The History of Wright in Glencoe

Throughout 2015, the Glencoe Historical Society celebrated the centennial anniversary of the Wright-designed structures in Ravine Bluffs.   However, Wright’s work in Glencoe began ten years before that in 1905 with the Glasner House.

The Glasner House – 850 Sheridan Road

Wright designed his first Glencoe home on the edge of the wooded ravine at 850 Sheridan Road for banker William Glasner in 1905. It incorporates many of the early architectural innovations which helped define the Prairie style of architecture – such as a broad overhanging, low pitched roof and ornamental stain glass casement windows.

Designs for Stone, Gerts and Fuller

The Glasner House was followed in 1906 by designs for Elizabeth Stone and Walter Gerts which were never built. A third 1906 design for Grace Fuller remains the subject of dispute. Some believe it was built and later demolished. Others believe it was never built at all.

The Brigham House – 790 Sheridan Road

Several years later, in 1908-09, Wright designed a home for Edmund D. Brigham at 790 Sheridan Road. This home was novel at the time because it was built in concrete.  It also exhibits many of Wright’s distinctive Prairie style features – including broad roof overhangs, wood banding and ribbon windows.

The Booth House – Scheme #1

In 1911, Sherman and Elizabeth Booth commissioned Wright to design a mansion-size residence to be built on a 15 acre triangular estate in Northern Glencoe with an accompanying plan for a park and nature preserve designed by noted landscape architect Jens Jensen.  Had this residence been built, it would have been among Wright’s greatest domestic commissions.   The Booths began construction on the project completing the Garage and Stable for the estate in 1912.

The Glencoe Plan of 1912

While working with Wright on the estate plans, Sherman Booth, a founding commissioner of the Glencoe Park District, also engaged Wright and noted landscape architect Jens Jensen to create a plan for downtown Glencoe which included streetscapes, a town hall and an art gallery. The drawings survive but the designs were never built.

The Summer Cottage – 239 Franklin Street

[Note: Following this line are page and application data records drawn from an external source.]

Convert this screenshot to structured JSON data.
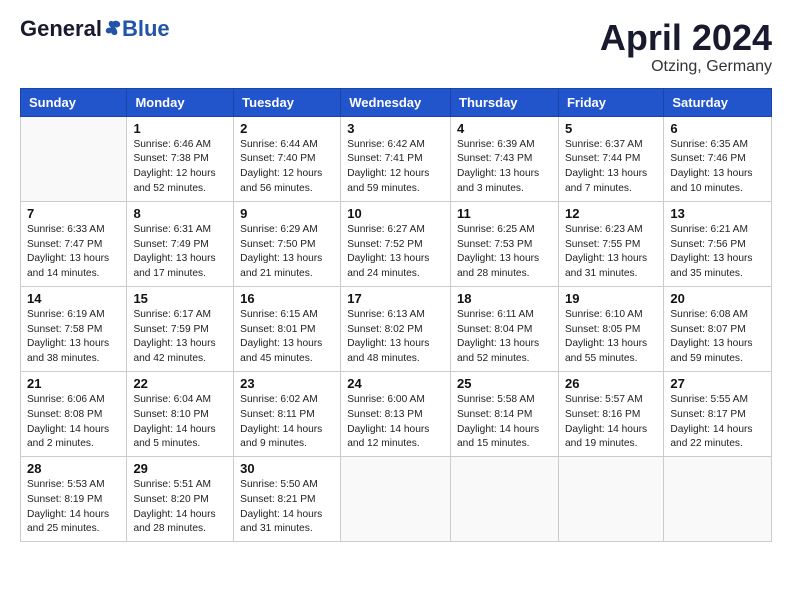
{
  "header": {
    "logo_general": "General",
    "logo_blue": "Blue",
    "month_title": "April 2024",
    "location": "Otzing, Germany"
  },
  "columns": [
    "Sunday",
    "Monday",
    "Tuesday",
    "Wednesday",
    "Thursday",
    "Friday",
    "Saturday"
  ],
  "weeks": [
    [
      {
        "day": "",
        "info": ""
      },
      {
        "day": "1",
        "info": "Sunrise: 6:46 AM\nSunset: 7:38 PM\nDaylight: 12 hours\nand 52 minutes."
      },
      {
        "day": "2",
        "info": "Sunrise: 6:44 AM\nSunset: 7:40 PM\nDaylight: 12 hours\nand 56 minutes."
      },
      {
        "day": "3",
        "info": "Sunrise: 6:42 AM\nSunset: 7:41 PM\nDaylight: 12 hours\nand 59 minutes."
      },
      {
        "day": "4",
        "info": "Sunrise: 6:39 AM\nSunset: 7:43 PM\nDaylight: 13 hours\nand 3 minutes."
      },
      {
        "day": "5",
        "info": "Sunrise: 6:37 AM\nSunset: 7:44 PM\nDaylight: 13 hours\nand 7 minutes."
      },
      {
        "day": "6",
        "info": "Sunrise: 6:35 AM\nSunset: 7:46 PM\nDaylight: 13 hours\nand 10 minutes."
      }
    ],
    [
      {
        "day": "7",
        "info": "Sunrise: 6:33 AM\nSunset: 7:47 PM\nDaylight: 13 hours\nand 14 minutes."
      },
      {
        "day": "8",
        "info": "Sunrise: 6:31 AM\nSunset: 7:49 PM\nDaylight: 13 hours\nand 17 minutes."
      },
      {
        "day": "9",
        "info": "Sunrise: 6:29 AM\nSunset: 7:50 PM\nDaylight: 13 hours\nand 21 minutes."
      },
      {
        "day": "10",
        "info": "Sunrise: 6:27 AM\nSunset: 7:52 PM\nDaylight: 13 hours\nand 24 minutes."
      },
      {
        "day": "11",
        "info": "Sunrise: 6:25 AM\nSunset: 7:53 PM\nDaylight: 13 hours\nand 28 minutes."
      },
      {
        "day": "12",
        "info": "Sunrise: 6:23 AM\nSunset: 7:55 PM\nDaylight: 13 hours\nand 31 minutes."
      },
      {
        "day": "13",
        "info": "Sunrise: 6:21 AM\nSunset: 7:56 PM\nDaylight: 13 hours\nand 35 minutes."
      }
    ],
    [
      {
        "day": "14",
        "info": "Sunrise: 6:19 AM\nSunset: 7:58 PM\nDaylight: 13 hours\nand 38 minutes."
      },
      {
        "day": "15",
        "info": "Sunrise: 6:17 AM\nSunset: 7:59 PM\nDaylight: 13 hours\nand 42 minutes."
      },
      {
        "day": "16",
        "info": "Sunrise: 6:15 AM\nSunset: 8:01 PM\nDaylight: 13 hours\nand 45 minutes."
      },
      {
        "day": "17",
        "info": "Sunrise: 6:13 AM\nSunset: 8:02 PM\nDaylight: 13 hours\nand 48 minutes."
      },
      {
        "day": "18",
        "info": "Sunrise: 6:11 AM\nSunset: 8:04 PM\nDaylight: 13 hours\nand 52 minutes."
      },
      {
        "day": "19",
        "info": "Sunrise: 6:10 AM\nSunset: 8:05 PM\nDaylight: 13 hours\nand 55 minutes."
      },
      {
        "day": "20",
        "info": "Sunrise: 6:08 AM\nSunset: 8:07 PM\nDaylight: 13 hours\nand 59 minutes."
      }
    ],
    [
      {
        "day": "21",
        "info": "Sunrise: 6:06 AM\nSunset: 8:08 PM\nDaylight: 14 hours\nand 2 minutes."
      },
      {
        "day": "22",
        "info": "Sunrise: 6:04 AM\nSunset: 8:10 PM\nDaylight: 14 hours\nand 5 minutes."
      },
      {
        "day": "23",
        "info": "Sunrise: 6:02 AM\nSunset: 8:11 PM\nDaylight: 14 hours\nand 9 minutes."
      },
      {
        "day": "24",
        "info": "Sunrise: 6:00 AM\nSunset: 8:13 PM\nDaylight: 14 hours\nand 12 minutes."
      },
      {
        "day": "25",
        "info": "Sunrise: 5:58 AM\nSunset: 8:14 PM\nDaylight: 14 hours\nand 15 minutes."
      },
      {
        "day": "26",
        "info": "Sunrise: 5:57 AM\nSunset: 8:16 PM\nDaylight: 14 hours\nand 19 minutes."
      },
      {
        "day": "27",
        "info": "Sunrise: 5:55 AM\nSunset: 8:17 PM\nDaylight: 14 hours\nand 22 minutes."
      }
    ],
    [
      {
        "day": "28",
        "info": "Sunrise: 5:53 AM\nSunset: 8:19 PM\nDaylight: 14 hours\nand 25 minutes."
      },
      {
        "day": "29",
        "info": "Sunrise: 5:51 AM\nSunset: 8:20 PM\nDaylight: 14 hours\nand 28 minutes."
      },
      {
        "day": "30",
        "info": "Sunrise: 5:50 AM\nSunset: 8:21 PM\nDaylight: 14 hours\nand 31 minutes."
      },
      {
        "day": "",
        "info": ""
      },
      {
        "day": "",
        "info": ""
      },
      {
        "day": "",
        "info": ""
      },
      {
        "day": "",
        "info": ""
      }
    ]
  ]
}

In 1913, Wright designed a small Summer Cottage (in some publications erroneously called the Gardener’s Cottage or the Honeymoon Cottage) for the Booth family pending construction of the estate residence. Sometime after the cottage was built, the Booths plans changed and they converted their private estate into a commercial subdivision.  The Booth family lived in the Summer Cottage, however, until their principal residence was completed several years later.  The home was moved to its current location at 239 Franklin after the main house was built in 1916.

The Ravine Bluffs Homes

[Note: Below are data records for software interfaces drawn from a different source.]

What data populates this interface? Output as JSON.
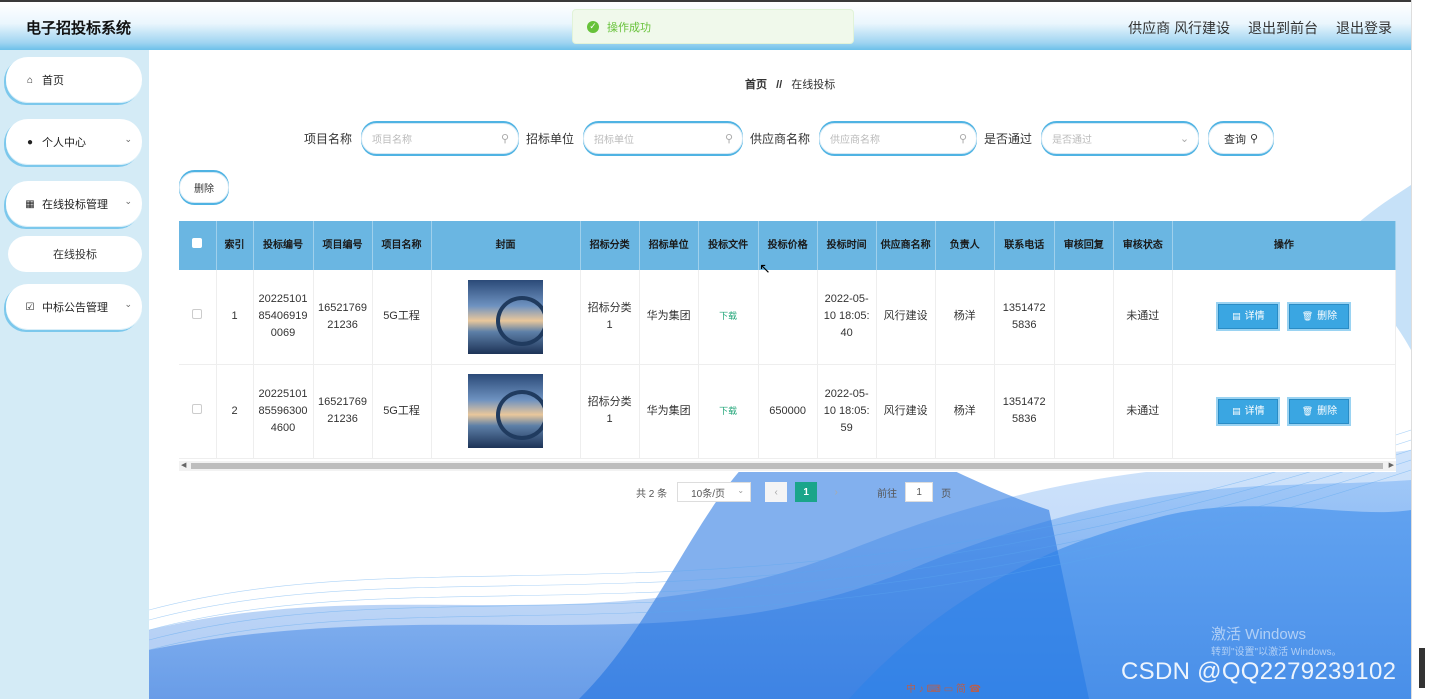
{
  "header": {
    "title": "电子招投标系统",
    "user": "供应商 风行建设",
    "to_front": "退出到前台",
    "logout": "退出登录"
  },
  "toast": {
    "message": "操作成功"
  },
  "sidebar": {
    "items": [
      {
        "label": "首页",
        "icon": "home-icon"
      },
      {
        "label": "个人中心",
        "icon": "user-icon"
      },
      {
        "label": "在线投标管理",
        "icon": "grid-icon"
      },
      {
        "label": "在线投标",
        "icon": ""
      },
      {
        "label": "中标公告管理",
        "icon": "checkbox-icon"
      }
    ]
  },
  "breadcrumb": {
    "home": "首页",
    "sep": "//",
    "current": "在线投标"
  },
  "search": {
    "project_label": "项目名称",
    "project_placeholder": "项目名称",
    "unit_label": "招标单位",
    "unit_placeholder": "招标单位",
    "supplier_label": "供应商名称",
    "supplier_placeholder": "供应商名称",
    "pass_label": "是否通过",
    "pass_placeholder": "是否通过",
    "query_label": "查询"
  },
  "toolbar": {
    "delete_label": "删除"
  },
  "table": {
    "headers": [
      "",
      "索引",
      "投标编号",
      "项目编号",
      "项目名称",
      "封面",
      "招标分类",
      "招标单位",
      "投标文件",
      "投标价格",
      "投标时间",
      "供应商名称",
      "负责人",
      "联系电话",
      "审核回复",
      "审核状态",
      "操作"
    ],
    "rows": [
      {
        "index": "1",
        "bid_no": "20225101854069190069",
        "project_no": "1652176921236",
        "project_name": "5G工程",
        "category": "招标分类1",
        "unit": "华为集团",
        "file": "下载",
        "price": "",
        "time": "2022-05-10 18:05:40",
        "supplier": "风行建设",
        "owner": "杨洋",
        "phone": "13514725836",
        "reply": "",
        "status": "未通过",
        "detail": "详情",
        "delete": "删除"
      },
      {
        "index": "2",
        "bid_no": "20225101855963004600",
        "project_no": "1652176921236",
        "project_name": "5G工程",
        "category": "招标分类1",
        "unit": "华为集团",
        "file": "下载",
        "price": "650000",
        "time": "2022-05-10 18:05:59",
        "supplier": "风行建设",
        "owner": "杨洋",
        "phone": "13514725836",
        "reply": "",
        "status": "未通过",
        "detail": "详情",
        "delete": "删除"
      }
    ]
  },
  "pagination": {
    "total": "共 2 条",
    "page_size": "10条/页",
    "current": "1",
    "goto_label": "前往",
    "goto_value": "1",
    "page_suffix": "页"
  },
  "overlay": {
    "activate_windows": "激活 Windows",
    "activate_hint": "转到\"设置\"以激活 Windows。",
    "csdn": "CSDN @QQ2279239102",
    "taskbar": "中 ♪ ⌨ ▭ 简 ☎"
  }
}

In 1914, the Booths subdivided their estate and created Ravine Bluffs. This subdivision was originally planned to include 25 Wright-designed (yet customizable) homes with Jensen landscaping, sculptural entrance features, a private trains station, winding roadways and a concrete bridge over a wooded ravine with adjoining parks and golf grounds.

For a variety of reasons, only five of the homes were built in 1915.   They are similar in design to the plans for the $5000 “Fireproof House” Wright published in Ladies Home Journal several years earlier.  Many publications have erroneously reported that these homes were built by Booth as rental properties.  That was never the case.  Booth’s goal was to build and sell 25 homes in an all-Wright subdivision.  The Wright homes today are generally referred to by the names of their first owner.

The Perry House – 272 Sylvan Road

The Kissam House – 1023 Meadow Road

The Ross House – 1027 Meadow Road

The Root House – 1030 Meadow Road

The Kier House – 1031 Meadow Road

The Ravine Bluffs Street Markers

Wright defined the boundaries of Ravine Bluffs with three poured concrete sculputral street markers that have planters, lights and originally – horse troughs.  The first two markers (the North Marker at Sylvan Road and Franklin Street and the West Marker at the Sylvan Road turnaround) were built in 1915.

The Sylvan Road Bridge

Wright first included a design for a bridge traversing the wooded ravine in the Scheme #1 estate.  It was later redesigned for the Ravine Bluffs subdivision.  The Village of Glencoe granted permission to build the concrete bridge in 1915.  Structural deterioration forced the village to close the bridge in 1977.  The original bridge was removed and rebuilt in 1985.

The Green Bay Road Waiting Station

The original plans for the Ravine Bluffs subdivision included a private train station to be located at what is now the Sylvan Road turnaround.  That station was never built.  Wright’s alternate design for a public waiting station for the North Shore Electric line was constructed at the intersection of Maple Hill Road and Old Green Bay Road in approximately 1917.  It was demolished sometime after the railroad ceased operations in July of 1955.

The Booth House – Scheme #2 – 265 Sylvan Road

Wright revised his original plans for the magnificent Booth estate and incorporated the Garage and Stable into a smaller family home which was built in 1916.  It was one of Wright’s last prairie designs and his final work in Glencoe.